LORDOSIS

What is Lordosis?

The human spine curves a little in the neck, upper back, and lower back to form a characteristic S shape. These curves, also known as the lordotic (neck and lower back) and kyphotic (upper back) curves play a great role in stabilizing and maintaining the structure of the spine. These curves also help the body absorb shock, support the weight of the head, and align the head over the pelvis properly.

The term Lordosis refers to the abnormal inward curvature of the lower spine. Lordosis, also known as swayback, occurs when the inward curve of the spine increases noticeably. 

What are the Causes of Lordosis?

Lordosis affects people of all ages and may occur more commonly among dancers, gymnasts, and individuals with certain conditions. These conditions may include:

Spondylolisthesis 

Spondylolisthesis refers to a spinal condition that occurs when a spinal vertebra slips out of the normal position onto the vertebrae below. This condition may develop in individuals that partake in certain sports activities such as gymnastics. Patients with spondylolisthesis may undergo therapy or surgical procedures to treat the condition.

Osteoporosis

Osteoporosis refers to a health condition that causes bones to turn weak and brittle, making these bones more likely to break. This condition leads to decreased bone strength and a significant increase in the risk of bone fractures.

Achondroplasia

Achondroplasia refers to a bone growth disorder that leads to a form of dwarfism.

Other conditions that may cause lordosis include muscular dystrophy, osteosarcoma, obesity, discitis, and some genetic conditions. Tight lower back muscles and rickets may also cause lordosis.

What are the Symptoms of Lordosis?

Lordosis can lead to excess pressure on the spine, causing pain and discomfort. Muscle pain remains the most common symptom of lordosis. The muscles around the lower spine may tighten and experience limited movement. Other possible symptoms of lordosis may include numbness and tingling, muscle spasms, weakness, weak bladder control, and electric shock pains. These symptoms may also occur in the case of a more severe condition such as a trapped nerve.

How do Spinal Specialists Diagnose Lordosis?

A spinal specialist may request the patient’s medical history and recommend a physical examination to diagnose lordosis. The specialist will likely carry out a physical examination to determine the patient’s range of motion, the flexibility of the curve, and the alignment of the spine. The specialist may also ask questions to narrow down the exact time of appearance of the curve and the areas where the patient feels the most pain. 
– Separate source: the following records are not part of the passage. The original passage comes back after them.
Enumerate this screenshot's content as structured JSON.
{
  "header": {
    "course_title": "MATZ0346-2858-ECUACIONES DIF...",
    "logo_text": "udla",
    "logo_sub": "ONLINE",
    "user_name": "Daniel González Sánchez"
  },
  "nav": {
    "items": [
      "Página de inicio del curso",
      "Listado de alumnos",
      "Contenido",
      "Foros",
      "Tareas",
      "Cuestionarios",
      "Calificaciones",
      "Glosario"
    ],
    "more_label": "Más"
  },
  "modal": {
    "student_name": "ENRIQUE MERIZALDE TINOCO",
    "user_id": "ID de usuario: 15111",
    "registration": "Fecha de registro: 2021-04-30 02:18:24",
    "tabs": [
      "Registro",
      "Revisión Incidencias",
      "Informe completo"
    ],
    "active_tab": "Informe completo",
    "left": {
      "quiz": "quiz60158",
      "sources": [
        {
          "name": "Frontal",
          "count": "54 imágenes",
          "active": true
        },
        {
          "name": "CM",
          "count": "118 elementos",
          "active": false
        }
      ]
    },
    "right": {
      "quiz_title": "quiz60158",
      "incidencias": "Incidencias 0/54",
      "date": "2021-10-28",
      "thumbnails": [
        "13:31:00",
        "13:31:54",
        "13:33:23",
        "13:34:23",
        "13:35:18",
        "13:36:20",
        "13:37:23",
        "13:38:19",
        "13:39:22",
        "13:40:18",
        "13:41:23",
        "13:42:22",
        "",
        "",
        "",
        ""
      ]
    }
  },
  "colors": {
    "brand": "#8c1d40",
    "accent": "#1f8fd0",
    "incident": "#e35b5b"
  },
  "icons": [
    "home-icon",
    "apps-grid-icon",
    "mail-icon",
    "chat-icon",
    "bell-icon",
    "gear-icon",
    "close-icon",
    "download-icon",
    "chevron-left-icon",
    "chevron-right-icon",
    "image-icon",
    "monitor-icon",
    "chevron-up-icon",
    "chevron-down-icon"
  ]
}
After this physical examination, the specialist may order tests including MRI and CT scans, and x-rays of the spine to study the angles of the lordotic curve and provide a final diagnosis. The specialist will take into consideration other factors such as height, body mass, and age of the patient before providing the final diagnosis.
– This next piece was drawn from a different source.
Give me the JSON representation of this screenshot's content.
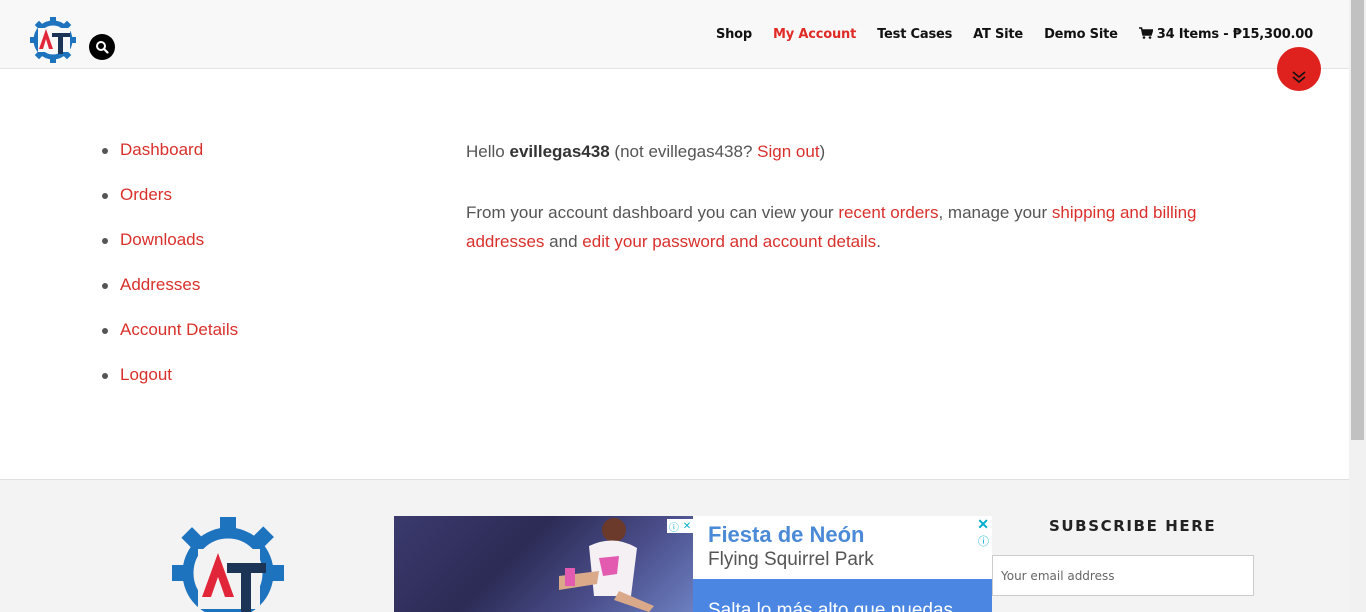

How do Spinal Specialists treat Lordosis?

Most times, lordosis treatment involves building strength and flexibility to increase range of motion through physical therapy. Treatment for lordosis largely depends on how severe the lordotic curve of the spine looks and the symptoms that occur. Common treatment options for lordosis include over-the-counter medication to reduce pain and swelling, wearing braces in children, and weight loss to improve posture. Surgical procedures may only occur in cases with severe neurological concerns.
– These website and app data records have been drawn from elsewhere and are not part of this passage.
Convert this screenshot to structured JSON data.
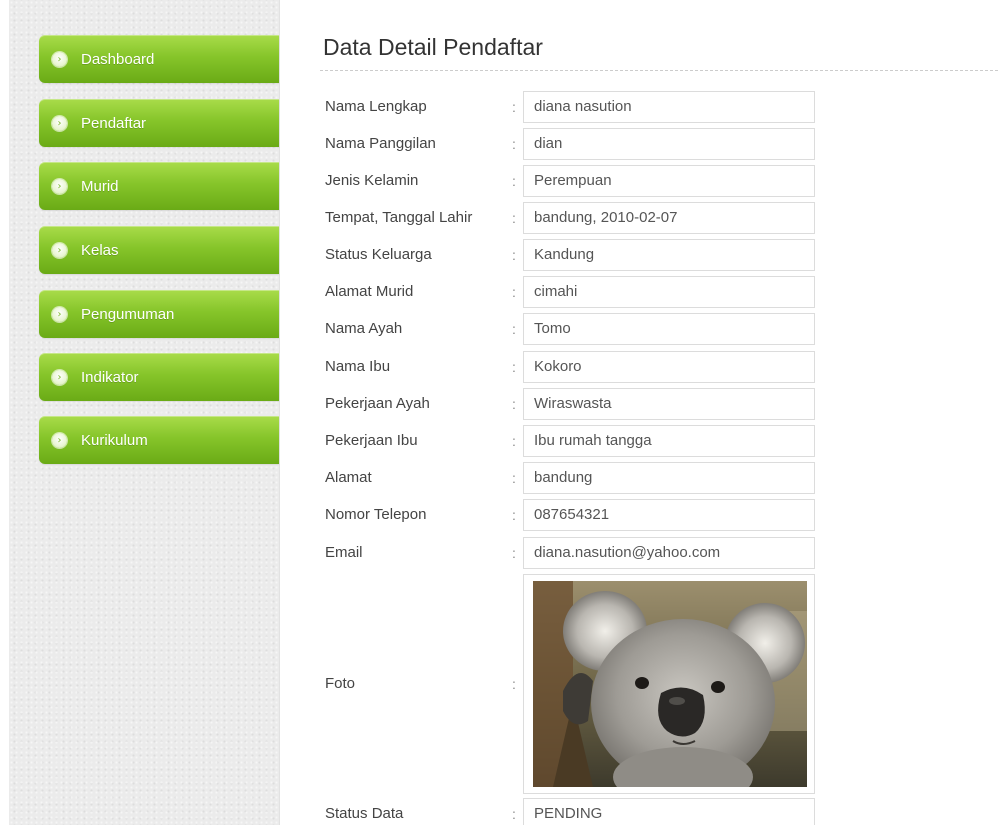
{
  "sidebar": {
    "items": [
      {
        "label": "Dashboard"
      },
      {
        "label": "Pendaftar"
      },
      {
        "label": "Murid"
      },
      {
        "label": "Kelas"
      },
      {
        "label": "Pengumuman"
      },
      {
        "label": "Indikator"
      },
      {
        "label": "Kurikulum"
      }
    ]
  },
  "main": {
    "title": "Data Detail Pendaftar",
    "separator": ":",
    "fields": [
      {
        "label": "Nama Lengkap",
        "value": "diana nasution"
      },
      {
        "label": "Nama Panggilan",
        "value": "dian"
      },
      {
        "label": "Jenis Kelamin",
        "value": "Perempuan"
      },
      {
        "label": "Tempat, Tanggal Lahir",
        "value": "bandung, 2010-02-07"
      },
      {
        "label": "Status Keluarga",
        "value": "Kandung"
      },
      {
        "label": "Alamat Murid",
        "value": "cimahi"
      },
      {
        "label": "Nama Ayah",
        "value": "Tomo"
      },
      {
        "label": "Nama Ibu",
        "value": "Kokoro"
      },
      {
        "label": "Pekerjaan Ayah",
        "value": "Wiraswasta"
      },
      {
        "label": "Pekerjaan Ibu",
        "value": "Ibu rumah tangga"
      },
      {
        "label": "Alamat",
        "value": "bandung"
      },
      {
        "label": "Nomor Telepon",
        "value": "087654321"
      },
      {
        "label": "Email",
        "value": "diana.nasution@yahoo.com"
      }
    ],
    "photo": {
      "label": "Foto"
    },
    "status": {
      "label": "Status Data",
      "value": "PENDING"
    }
  },
  "colors": {
    "nav_green_top": "#a9dc4a",
    "nav_green_bottom": "#6aab16",
    "sidebar_bg": "#ebebeb"
  }
}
References 

Norbert Boos, Max Aebi (2008). Spinal Disorders: Fundamentals of Diagnosis and Treatment. Springer Science & Business Media.

 Been, E., & Kalichaman, L. (2014, January). Lumbar lordosis [Abstract]. Official Journal of the North American Spine Society, 14(1), 87-89
thespinejournalonline.com/article/S1529-9430(13)01385-5/abstract

The role of lumbar lordosis, vertebral end-plate inclination, disc height, and facet orientation in degenerative spondylolisthesis. J Spinal Disord. 1999; 12: 68-73

Cho, I. Y., Park, S. Y., Park, J. H., Kim, T. K., Jung, T. W., & Lee, H. M. (2015, October). The effect of standing and different sitting positions on the lumbar lordosis: Radiographic study of 20 healthy volunteers. Asian Spine Journal, 9(5), 762-769

ABOUT LONGHORN BRAIN & SPINE

Founded on Excellence

Founded by Neurosurgeon, Dr. Grant Booher, Longhorn Brain and Spine focuses on a patient-centered approach to alleviating North Texans from Neurological and Spinal Pain.  Dr. Booher and his clinical team believe in exhausting all non-invasive protocols first and if needed, employing the least invasive procedures necessary to treat the patients.

Our Beliefs

Dr. Booher believes in a conservative, individualized and holistic approach when it comes to his patients. He prefers exhausting all nonsurgical options and proudly offers the least invasive techniques when clinically indicated. He strives to treat every patient like a member of his family. During his free time, he and his wife enjoy watching sports, listening to Texas country music, and traveling.